Work instructions ▸ Keep only the lines that hold the string "false", filtering out the rest of the entries below.

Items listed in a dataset
..........

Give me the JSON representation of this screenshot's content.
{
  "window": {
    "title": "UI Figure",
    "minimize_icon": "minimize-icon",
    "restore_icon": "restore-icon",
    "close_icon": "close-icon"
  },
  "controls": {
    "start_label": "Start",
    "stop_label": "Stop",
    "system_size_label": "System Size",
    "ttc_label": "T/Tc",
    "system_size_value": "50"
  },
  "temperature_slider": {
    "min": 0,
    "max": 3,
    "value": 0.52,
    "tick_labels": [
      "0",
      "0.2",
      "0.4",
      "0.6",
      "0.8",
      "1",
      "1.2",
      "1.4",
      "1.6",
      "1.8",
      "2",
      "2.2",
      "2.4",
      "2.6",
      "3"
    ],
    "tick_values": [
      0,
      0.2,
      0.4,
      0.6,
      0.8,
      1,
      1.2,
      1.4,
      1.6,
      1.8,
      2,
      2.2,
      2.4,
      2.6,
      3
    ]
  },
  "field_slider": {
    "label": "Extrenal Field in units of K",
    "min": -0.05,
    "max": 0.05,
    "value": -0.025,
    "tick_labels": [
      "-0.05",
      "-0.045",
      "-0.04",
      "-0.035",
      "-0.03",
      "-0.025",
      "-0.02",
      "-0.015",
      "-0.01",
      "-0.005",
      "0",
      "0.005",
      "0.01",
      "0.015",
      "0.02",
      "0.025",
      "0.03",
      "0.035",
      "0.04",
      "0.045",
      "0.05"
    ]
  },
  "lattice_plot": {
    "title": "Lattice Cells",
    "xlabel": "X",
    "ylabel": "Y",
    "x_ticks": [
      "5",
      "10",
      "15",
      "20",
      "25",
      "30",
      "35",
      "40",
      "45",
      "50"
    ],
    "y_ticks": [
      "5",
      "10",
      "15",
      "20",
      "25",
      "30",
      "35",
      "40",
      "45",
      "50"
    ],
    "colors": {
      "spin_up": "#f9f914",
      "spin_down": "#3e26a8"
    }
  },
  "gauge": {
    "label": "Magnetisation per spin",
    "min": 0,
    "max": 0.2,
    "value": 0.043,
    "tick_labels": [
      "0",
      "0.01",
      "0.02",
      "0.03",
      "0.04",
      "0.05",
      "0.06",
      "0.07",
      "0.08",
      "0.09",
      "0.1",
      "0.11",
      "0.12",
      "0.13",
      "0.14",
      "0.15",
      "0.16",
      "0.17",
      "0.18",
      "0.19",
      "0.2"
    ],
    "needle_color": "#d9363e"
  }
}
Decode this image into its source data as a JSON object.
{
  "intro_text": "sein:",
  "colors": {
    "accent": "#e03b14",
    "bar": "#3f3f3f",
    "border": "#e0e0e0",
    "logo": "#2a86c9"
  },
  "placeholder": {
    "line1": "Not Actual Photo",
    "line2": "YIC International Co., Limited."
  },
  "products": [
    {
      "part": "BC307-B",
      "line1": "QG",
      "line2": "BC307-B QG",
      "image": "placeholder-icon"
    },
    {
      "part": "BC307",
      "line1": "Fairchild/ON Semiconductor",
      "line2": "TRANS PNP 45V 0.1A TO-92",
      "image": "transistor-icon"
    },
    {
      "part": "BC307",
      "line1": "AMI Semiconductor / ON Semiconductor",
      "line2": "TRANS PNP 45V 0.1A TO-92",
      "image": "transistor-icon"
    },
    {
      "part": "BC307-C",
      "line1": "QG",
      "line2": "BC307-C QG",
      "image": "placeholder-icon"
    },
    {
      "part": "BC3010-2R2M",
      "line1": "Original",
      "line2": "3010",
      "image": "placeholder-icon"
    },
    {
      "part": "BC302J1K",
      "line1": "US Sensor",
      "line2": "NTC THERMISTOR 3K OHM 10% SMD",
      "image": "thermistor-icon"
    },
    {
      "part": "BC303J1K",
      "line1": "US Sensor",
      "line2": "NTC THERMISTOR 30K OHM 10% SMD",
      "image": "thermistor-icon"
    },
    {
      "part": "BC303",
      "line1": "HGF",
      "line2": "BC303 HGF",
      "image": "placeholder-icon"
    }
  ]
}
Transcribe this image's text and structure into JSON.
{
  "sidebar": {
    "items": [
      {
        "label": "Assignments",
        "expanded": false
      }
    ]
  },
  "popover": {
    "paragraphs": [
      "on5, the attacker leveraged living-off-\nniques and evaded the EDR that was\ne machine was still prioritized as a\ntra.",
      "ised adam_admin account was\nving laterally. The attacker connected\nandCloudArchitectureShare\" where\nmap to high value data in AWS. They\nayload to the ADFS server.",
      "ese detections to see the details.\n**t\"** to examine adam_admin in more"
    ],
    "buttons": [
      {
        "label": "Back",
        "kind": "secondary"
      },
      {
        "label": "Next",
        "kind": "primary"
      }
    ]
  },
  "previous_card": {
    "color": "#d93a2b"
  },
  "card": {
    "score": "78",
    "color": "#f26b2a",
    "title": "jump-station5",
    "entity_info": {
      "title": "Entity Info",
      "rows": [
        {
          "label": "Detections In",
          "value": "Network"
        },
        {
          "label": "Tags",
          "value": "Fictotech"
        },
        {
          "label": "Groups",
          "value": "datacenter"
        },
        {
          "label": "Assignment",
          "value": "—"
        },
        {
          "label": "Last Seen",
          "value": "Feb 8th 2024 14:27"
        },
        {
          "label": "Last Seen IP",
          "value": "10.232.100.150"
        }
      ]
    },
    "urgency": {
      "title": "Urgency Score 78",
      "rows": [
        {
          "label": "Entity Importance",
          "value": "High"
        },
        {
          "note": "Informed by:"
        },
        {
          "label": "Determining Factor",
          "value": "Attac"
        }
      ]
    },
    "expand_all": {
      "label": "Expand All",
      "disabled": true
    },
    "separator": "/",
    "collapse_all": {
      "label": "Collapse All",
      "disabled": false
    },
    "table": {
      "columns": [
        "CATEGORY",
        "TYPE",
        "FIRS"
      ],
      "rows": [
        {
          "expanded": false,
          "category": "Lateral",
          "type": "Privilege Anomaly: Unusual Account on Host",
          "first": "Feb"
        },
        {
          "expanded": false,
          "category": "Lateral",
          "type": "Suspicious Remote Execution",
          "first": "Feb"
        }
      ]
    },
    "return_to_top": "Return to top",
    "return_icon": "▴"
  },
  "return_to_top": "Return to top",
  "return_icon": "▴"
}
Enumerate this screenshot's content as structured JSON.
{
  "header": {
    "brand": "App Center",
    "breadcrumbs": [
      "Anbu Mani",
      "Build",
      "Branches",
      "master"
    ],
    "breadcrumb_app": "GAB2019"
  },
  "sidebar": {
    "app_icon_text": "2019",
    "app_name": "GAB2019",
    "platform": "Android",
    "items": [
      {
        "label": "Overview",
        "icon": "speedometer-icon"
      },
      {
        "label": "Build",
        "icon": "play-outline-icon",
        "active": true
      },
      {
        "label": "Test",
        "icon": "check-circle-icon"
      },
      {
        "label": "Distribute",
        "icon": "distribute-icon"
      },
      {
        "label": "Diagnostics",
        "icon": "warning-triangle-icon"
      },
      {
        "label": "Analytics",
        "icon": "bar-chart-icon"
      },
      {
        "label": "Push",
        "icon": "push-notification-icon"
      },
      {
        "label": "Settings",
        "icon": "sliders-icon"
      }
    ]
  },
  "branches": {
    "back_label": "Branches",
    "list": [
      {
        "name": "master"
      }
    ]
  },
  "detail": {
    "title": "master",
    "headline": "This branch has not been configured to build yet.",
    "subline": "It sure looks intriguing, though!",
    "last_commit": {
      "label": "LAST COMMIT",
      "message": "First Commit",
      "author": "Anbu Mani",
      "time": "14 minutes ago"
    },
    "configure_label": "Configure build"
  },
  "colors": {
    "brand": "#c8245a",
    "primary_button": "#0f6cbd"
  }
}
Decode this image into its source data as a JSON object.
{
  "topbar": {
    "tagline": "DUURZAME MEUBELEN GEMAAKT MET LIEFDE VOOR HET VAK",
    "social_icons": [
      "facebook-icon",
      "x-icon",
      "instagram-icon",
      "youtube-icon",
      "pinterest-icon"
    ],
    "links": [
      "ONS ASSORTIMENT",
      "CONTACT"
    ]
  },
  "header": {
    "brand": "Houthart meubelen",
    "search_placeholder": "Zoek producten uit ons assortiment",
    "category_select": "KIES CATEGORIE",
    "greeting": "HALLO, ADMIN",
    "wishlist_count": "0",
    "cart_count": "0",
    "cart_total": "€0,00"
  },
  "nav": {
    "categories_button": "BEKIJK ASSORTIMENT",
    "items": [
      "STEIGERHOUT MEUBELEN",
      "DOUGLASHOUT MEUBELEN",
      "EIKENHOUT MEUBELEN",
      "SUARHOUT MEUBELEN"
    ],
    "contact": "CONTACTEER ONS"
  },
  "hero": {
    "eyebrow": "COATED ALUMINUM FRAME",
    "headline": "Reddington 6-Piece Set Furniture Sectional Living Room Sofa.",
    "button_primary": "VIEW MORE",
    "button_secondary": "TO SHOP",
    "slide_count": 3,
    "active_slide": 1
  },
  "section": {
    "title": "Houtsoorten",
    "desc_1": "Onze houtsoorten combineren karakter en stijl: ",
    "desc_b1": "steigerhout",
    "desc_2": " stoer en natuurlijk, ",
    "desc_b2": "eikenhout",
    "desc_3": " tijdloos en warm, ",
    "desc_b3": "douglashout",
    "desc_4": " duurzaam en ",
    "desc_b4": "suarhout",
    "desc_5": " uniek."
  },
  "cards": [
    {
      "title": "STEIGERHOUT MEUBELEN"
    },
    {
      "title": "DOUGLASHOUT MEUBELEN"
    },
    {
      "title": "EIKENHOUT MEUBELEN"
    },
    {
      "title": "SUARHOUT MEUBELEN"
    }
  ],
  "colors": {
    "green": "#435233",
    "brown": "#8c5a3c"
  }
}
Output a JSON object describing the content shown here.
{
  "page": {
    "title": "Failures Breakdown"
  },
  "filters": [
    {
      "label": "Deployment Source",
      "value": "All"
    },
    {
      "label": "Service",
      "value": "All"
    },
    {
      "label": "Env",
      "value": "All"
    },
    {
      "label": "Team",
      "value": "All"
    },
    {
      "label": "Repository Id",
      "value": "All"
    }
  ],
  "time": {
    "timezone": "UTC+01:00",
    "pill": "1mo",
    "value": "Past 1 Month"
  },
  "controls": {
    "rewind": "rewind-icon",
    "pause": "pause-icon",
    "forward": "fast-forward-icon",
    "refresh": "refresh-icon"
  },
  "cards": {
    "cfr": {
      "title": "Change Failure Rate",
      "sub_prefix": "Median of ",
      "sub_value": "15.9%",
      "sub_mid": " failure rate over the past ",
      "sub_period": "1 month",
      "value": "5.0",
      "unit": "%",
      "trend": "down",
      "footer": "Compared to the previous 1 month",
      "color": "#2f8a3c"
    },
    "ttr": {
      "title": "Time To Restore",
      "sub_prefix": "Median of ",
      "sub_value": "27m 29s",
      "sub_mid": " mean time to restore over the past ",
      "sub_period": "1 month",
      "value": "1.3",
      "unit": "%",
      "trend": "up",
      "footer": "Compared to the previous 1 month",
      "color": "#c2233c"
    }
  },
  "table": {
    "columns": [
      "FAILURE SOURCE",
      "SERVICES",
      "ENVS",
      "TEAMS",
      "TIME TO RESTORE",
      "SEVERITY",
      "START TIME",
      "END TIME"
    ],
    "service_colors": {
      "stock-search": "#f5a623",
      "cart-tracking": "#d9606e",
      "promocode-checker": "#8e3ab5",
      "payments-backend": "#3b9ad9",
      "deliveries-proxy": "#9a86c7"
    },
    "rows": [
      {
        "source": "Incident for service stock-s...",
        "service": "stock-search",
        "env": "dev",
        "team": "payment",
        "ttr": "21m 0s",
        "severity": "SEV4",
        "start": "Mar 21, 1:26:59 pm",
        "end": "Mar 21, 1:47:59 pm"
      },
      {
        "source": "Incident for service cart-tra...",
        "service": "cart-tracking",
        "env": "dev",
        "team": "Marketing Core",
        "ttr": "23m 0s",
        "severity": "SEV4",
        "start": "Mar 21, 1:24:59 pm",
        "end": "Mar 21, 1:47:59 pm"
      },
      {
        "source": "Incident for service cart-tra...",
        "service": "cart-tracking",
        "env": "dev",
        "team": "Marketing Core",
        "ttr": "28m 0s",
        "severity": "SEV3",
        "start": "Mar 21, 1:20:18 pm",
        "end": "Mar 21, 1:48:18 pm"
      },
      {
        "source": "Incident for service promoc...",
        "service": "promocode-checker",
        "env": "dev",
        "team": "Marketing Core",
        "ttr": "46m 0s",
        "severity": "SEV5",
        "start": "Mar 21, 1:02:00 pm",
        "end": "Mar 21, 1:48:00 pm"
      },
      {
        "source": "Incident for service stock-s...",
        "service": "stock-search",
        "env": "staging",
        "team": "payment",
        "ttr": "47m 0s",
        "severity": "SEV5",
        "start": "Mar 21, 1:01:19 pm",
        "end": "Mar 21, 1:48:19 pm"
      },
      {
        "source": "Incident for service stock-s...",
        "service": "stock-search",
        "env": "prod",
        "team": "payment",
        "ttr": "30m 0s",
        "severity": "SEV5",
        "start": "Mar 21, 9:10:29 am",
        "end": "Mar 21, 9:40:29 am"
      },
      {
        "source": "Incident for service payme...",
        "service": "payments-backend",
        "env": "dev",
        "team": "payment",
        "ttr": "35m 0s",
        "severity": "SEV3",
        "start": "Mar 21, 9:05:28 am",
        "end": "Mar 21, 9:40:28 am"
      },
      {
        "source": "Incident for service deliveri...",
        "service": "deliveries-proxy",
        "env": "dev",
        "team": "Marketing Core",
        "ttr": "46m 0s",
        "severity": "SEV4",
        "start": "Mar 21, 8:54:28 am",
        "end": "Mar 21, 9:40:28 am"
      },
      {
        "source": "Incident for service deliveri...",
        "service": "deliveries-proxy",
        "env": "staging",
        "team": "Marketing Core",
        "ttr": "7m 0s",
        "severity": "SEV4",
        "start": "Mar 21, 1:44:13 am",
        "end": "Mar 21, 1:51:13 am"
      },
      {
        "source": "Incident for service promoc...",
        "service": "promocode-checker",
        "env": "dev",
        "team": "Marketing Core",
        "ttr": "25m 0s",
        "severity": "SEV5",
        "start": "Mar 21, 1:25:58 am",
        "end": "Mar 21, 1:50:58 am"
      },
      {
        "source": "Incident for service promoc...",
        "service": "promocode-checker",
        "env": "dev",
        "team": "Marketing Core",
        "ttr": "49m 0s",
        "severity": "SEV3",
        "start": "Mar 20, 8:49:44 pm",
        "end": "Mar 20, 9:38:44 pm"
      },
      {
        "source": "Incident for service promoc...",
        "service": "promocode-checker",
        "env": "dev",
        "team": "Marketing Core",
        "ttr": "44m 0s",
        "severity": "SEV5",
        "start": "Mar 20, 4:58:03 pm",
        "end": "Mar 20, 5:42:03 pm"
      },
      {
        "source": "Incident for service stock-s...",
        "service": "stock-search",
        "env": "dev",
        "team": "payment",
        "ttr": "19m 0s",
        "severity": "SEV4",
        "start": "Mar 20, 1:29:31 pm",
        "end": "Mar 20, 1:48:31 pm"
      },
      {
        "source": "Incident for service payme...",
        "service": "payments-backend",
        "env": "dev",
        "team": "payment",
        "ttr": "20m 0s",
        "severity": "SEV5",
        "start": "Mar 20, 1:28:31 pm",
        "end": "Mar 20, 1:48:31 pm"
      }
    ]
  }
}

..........

Solved exercise ▸
        "expanded": false
      "disabled": false
          "expanded": false,
          "expanded": false,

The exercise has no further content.